The proposed city budget provides nothing to the MTA Capital Plan. Instead it identifies who should be blamed when the transit system degrades to collapse, like the one in Boston.
The State of New York, and Governor Andrew Cuomo. Too bad we don’t have an MTA head with the guts to quit and tell it like it is on the way out the door, as in Boston, perhaps because those at the top in the MTA and the advocates are still hoping someone will hand out the sacrifices needed to pay for the past and save the transit system from another collapse.
DeBlasio has also identified who to blame when the city’s schools are further degraded to (belatedly) pay for that 2008 teach pension deal (and 2000 and 1995). The state, because the city schools need $billions more in state funding “owed” by the Campaign for Fiscal Equity lawsuit. Even though the city is spending vastly more per student on schools than was ever contemplated in the findings of that lawsuit, without providing much in return, as any true “progressive” might have objected to.
There is nothing in that budget about facing up to things, aside from facing up to the fact that NYC public employees are going to be getting more and more relative to everyone else. There is no discussion of who will have to sacrifice what to pay for it. Just a set up to have someone else to blame.
Look beyond the alleged ideological conflict between Mayor DeBlasio and Governor Cuomo. And realize that they, and New Jersey Governor Christie, all share the same ideology. They are careerists. And they all share the same situation. They inherited fiscal disasters from politicians who sold the future to hand out goodies to their supporters and other powerful interests, and are primarily focused on handing out further goodies while further deferring the cost of past deals into the future. Or, when that is no longer possible, blaming someone else. None is willing to hand out the pain that would be necessary to turn things around. Or call out the interests – and generations responsible for it.
That’s what the dead silence about the MTA Capital Plan is. That’s what the ongoing New Jersey pension crisis, with Governor Christie refusing to pay for his own deal, is. That’s what the DeBlasio budget is. Don’t let any rhetoric to the contrary fool you. And don’t, two or three of five years down the line, let anyone say that what is happening to people is due to “circumstances beyond our control.”
You see the same situation in California, and in Illinois, and Washington. It’s all about managing perceptions, hiding the realities from screwed younger generations, and finding “creative solutions.” Which always seems to mean either sticking it to the less powerful, or avoiding solutions but taking more out of the further future.
We’ve had 20 years of lying about the true cost of the pension deals that started in 1995. And the debts run up starting about the same time.
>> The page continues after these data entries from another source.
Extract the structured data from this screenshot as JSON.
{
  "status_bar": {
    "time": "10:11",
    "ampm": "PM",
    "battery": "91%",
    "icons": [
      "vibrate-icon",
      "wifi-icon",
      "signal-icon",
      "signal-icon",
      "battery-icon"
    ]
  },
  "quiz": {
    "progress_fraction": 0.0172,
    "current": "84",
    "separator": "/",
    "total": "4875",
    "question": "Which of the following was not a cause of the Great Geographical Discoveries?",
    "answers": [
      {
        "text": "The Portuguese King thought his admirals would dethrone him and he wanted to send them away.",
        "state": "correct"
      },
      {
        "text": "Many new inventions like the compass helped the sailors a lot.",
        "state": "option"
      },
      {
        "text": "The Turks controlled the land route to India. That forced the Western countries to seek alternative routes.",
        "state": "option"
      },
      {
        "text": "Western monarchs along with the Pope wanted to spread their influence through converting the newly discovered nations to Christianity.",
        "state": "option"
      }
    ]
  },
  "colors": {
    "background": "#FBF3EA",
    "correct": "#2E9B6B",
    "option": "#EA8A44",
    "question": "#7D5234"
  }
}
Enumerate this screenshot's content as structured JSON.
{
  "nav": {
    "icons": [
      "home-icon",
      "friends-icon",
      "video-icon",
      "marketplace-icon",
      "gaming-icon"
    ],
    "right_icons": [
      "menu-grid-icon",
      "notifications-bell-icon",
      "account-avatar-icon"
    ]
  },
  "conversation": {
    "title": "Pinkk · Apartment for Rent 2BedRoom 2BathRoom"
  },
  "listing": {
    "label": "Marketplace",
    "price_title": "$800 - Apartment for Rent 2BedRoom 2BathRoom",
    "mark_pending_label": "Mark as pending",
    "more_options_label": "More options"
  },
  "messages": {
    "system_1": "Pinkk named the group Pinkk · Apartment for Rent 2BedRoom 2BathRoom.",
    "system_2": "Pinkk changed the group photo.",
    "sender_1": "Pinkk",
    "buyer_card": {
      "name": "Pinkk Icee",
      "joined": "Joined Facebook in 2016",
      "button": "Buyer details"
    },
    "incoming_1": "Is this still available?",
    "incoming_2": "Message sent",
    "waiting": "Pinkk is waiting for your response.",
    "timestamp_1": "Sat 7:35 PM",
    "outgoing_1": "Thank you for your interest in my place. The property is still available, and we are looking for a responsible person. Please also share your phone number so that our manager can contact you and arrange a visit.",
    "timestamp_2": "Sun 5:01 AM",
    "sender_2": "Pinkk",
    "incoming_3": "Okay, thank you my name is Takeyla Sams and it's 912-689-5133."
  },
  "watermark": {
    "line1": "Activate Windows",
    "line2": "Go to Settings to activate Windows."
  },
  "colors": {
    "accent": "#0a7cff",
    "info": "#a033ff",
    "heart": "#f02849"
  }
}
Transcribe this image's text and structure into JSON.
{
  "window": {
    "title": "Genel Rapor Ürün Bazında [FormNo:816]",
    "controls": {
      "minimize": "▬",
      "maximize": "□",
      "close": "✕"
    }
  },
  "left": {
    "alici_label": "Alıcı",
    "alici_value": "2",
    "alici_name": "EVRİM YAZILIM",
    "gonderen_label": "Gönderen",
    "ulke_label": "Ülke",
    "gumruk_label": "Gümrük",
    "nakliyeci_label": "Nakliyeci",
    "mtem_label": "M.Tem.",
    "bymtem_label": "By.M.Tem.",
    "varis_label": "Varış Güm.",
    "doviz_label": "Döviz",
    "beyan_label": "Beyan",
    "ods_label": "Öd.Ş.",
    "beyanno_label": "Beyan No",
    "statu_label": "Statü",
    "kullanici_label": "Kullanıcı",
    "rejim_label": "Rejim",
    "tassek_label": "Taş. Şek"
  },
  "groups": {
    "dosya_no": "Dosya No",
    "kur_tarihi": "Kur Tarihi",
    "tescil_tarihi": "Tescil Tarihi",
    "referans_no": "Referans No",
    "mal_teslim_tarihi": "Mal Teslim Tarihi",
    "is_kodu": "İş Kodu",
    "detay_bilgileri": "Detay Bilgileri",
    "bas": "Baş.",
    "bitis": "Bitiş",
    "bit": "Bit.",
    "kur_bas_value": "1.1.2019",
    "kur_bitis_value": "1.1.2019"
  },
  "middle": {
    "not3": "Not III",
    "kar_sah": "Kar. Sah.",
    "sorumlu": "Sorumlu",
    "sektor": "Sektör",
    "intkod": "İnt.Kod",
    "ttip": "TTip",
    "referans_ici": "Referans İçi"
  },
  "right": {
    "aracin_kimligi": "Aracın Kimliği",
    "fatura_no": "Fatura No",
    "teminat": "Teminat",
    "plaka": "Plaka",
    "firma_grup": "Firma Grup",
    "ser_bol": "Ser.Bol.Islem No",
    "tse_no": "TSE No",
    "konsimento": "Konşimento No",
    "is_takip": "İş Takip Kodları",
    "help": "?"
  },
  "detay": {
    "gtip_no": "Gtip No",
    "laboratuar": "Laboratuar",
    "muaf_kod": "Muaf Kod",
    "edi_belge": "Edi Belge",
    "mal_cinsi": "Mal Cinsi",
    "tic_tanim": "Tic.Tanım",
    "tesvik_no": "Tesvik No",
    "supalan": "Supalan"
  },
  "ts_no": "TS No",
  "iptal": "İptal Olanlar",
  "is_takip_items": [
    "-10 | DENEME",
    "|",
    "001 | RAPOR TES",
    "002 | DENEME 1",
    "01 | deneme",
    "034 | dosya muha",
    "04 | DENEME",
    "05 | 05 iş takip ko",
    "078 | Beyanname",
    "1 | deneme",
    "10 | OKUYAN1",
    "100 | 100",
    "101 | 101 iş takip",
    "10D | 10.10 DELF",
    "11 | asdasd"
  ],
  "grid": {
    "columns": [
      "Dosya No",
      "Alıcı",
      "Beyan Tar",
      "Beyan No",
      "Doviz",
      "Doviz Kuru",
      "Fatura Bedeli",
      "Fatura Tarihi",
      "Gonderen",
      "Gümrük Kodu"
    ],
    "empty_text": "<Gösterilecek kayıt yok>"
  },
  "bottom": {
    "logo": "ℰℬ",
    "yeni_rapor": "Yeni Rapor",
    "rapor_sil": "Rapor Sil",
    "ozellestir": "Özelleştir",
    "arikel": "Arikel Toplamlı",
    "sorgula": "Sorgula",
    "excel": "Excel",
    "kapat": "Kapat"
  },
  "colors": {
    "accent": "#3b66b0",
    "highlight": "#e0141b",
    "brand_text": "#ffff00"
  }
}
What they don’t know won’t hurt them, at least until some point in the future when either the link between what we did and what happens to them can be obfuscated and perhaps we are gone. Lying by the unions and elected officials, and silence about what this has done to younger generations by the media. Isn’t that enough?